Instructions to follow ->
Search the entries for the word "JSON" and copy each line that has it.

Data to use ->
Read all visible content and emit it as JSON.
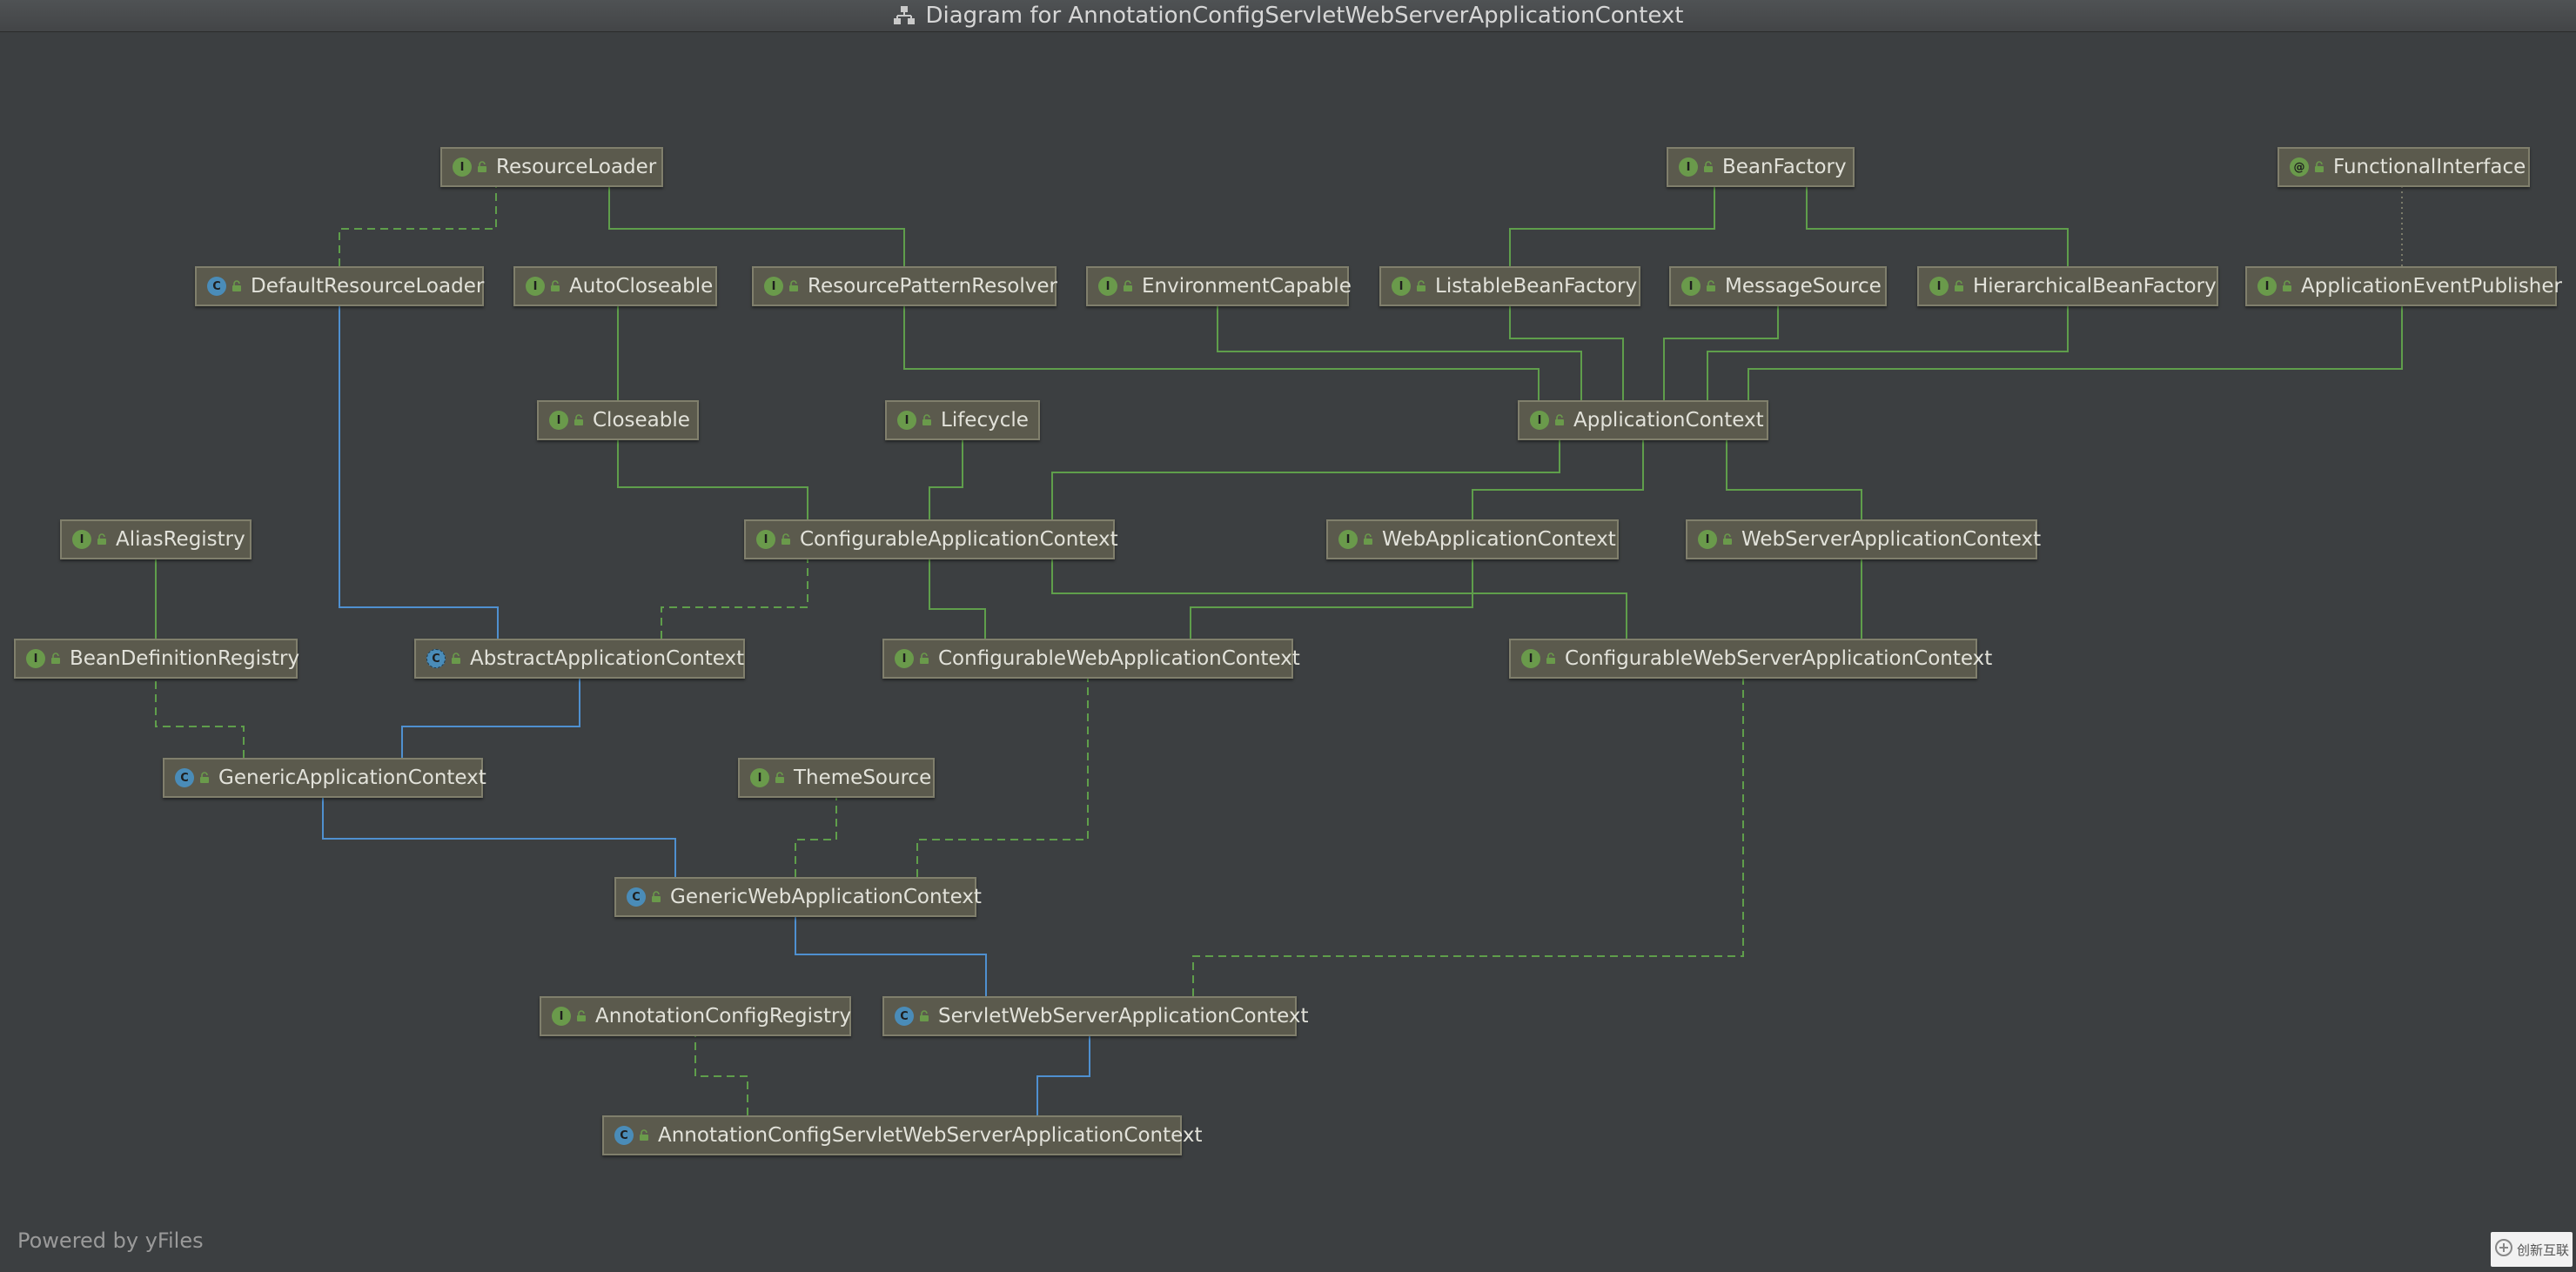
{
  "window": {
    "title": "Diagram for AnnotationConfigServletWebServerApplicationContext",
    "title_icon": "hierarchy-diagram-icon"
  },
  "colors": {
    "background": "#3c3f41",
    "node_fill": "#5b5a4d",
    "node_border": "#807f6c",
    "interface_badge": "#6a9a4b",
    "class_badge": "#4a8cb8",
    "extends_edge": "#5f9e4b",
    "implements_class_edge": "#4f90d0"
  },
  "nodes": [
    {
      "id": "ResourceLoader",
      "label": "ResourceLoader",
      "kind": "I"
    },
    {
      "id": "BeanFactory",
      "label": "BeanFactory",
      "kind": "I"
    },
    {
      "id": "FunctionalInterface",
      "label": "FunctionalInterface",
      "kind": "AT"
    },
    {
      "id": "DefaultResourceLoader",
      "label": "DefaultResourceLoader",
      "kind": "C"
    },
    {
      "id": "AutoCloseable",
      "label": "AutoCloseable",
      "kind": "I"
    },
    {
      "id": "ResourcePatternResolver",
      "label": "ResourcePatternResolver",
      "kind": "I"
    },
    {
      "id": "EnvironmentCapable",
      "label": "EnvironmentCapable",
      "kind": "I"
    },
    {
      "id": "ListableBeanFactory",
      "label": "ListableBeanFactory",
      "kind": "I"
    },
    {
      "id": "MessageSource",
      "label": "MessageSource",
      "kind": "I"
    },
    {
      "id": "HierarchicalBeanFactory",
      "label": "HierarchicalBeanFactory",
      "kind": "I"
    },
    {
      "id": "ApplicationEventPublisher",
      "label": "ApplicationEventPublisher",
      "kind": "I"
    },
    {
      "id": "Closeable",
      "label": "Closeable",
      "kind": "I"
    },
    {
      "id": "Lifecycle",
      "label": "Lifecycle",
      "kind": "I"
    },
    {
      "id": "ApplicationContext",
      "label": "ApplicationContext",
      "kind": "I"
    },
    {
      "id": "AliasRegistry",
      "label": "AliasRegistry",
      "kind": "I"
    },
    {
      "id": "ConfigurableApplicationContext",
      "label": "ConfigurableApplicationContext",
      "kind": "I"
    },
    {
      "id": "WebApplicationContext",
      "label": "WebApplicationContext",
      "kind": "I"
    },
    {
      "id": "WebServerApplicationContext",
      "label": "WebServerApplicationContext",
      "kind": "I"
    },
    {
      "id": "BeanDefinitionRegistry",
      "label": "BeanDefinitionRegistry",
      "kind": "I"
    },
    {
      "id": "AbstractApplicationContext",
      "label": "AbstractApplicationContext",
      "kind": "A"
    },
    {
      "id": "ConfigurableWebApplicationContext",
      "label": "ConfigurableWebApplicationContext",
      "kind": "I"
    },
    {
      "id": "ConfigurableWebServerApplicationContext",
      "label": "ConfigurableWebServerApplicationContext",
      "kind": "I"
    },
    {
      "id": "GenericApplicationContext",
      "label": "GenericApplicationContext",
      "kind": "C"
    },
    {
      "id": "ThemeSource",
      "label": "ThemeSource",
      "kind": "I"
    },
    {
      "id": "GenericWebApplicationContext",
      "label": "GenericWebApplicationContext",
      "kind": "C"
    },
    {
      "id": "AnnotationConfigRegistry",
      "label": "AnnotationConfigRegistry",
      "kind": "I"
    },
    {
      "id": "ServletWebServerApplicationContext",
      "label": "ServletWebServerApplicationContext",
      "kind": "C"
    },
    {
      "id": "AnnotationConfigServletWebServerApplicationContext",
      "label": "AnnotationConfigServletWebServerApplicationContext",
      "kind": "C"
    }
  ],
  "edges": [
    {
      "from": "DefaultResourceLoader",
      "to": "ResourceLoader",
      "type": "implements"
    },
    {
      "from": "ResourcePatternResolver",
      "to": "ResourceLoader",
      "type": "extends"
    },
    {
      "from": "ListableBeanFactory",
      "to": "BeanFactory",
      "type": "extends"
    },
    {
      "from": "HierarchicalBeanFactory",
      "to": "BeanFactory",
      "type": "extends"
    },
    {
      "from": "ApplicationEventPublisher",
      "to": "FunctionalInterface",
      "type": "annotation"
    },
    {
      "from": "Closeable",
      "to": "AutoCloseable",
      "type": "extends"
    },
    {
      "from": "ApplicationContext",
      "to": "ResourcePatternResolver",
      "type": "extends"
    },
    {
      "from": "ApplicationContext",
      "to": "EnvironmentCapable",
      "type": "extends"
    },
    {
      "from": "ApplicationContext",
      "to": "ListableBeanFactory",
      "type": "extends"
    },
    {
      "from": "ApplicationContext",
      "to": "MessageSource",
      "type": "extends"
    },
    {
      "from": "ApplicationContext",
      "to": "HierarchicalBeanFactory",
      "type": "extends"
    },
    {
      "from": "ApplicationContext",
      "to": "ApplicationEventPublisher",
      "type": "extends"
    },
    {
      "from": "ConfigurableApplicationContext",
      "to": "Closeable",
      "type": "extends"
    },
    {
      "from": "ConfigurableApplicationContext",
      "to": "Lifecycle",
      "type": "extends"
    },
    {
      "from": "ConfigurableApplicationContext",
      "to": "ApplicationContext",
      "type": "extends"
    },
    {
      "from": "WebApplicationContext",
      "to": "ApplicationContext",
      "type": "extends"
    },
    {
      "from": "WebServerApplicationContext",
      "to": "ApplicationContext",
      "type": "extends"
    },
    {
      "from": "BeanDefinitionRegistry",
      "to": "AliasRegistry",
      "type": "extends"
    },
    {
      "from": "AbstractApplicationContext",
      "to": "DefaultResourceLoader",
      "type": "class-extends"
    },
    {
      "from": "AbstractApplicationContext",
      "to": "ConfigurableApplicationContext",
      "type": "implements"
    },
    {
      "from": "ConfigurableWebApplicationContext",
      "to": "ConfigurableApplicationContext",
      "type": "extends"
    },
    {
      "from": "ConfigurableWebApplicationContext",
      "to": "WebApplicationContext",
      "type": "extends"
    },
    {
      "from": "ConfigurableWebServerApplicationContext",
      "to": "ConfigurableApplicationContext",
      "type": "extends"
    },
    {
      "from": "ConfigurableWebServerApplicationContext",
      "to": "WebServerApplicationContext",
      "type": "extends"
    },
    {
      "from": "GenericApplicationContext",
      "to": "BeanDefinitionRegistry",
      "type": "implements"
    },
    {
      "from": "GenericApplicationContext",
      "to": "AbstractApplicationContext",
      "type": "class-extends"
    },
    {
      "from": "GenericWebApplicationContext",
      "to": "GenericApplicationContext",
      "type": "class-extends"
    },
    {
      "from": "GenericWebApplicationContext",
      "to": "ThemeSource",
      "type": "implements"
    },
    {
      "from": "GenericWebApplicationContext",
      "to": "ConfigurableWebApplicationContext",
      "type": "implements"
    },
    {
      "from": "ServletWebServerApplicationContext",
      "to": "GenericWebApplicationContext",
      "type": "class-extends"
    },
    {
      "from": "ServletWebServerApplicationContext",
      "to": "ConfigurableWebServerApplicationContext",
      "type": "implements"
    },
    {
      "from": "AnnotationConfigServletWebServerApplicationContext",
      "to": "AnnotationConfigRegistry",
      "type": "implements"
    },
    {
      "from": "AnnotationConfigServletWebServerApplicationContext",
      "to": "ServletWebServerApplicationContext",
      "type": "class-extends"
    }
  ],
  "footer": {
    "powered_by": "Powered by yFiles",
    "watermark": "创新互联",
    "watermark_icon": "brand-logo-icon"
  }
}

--

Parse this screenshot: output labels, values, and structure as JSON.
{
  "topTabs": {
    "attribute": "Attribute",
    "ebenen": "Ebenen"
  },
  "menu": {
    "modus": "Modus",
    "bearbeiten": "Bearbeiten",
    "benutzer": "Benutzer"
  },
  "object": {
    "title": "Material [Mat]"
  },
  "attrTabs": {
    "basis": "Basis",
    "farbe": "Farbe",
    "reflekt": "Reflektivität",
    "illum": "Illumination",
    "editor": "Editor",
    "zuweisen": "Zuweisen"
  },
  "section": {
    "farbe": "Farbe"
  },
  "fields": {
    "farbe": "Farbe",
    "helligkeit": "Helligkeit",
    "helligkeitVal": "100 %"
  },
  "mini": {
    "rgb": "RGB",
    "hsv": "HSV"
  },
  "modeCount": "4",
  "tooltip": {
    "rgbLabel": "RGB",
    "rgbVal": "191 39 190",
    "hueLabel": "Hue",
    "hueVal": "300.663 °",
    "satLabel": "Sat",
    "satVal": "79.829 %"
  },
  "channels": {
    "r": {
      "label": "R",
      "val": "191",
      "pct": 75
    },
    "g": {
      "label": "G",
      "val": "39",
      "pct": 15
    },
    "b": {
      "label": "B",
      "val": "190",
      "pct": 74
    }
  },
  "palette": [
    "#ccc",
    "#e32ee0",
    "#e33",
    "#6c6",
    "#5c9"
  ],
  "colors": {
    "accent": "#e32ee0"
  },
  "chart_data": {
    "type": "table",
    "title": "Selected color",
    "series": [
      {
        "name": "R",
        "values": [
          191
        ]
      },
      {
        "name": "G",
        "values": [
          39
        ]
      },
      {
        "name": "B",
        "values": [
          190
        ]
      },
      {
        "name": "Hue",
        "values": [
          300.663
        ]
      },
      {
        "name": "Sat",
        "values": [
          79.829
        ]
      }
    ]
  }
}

Final answer ->
Read all visible content and emit it as JSON.
Parse this screenshot: output labels, values, and structure as JSON.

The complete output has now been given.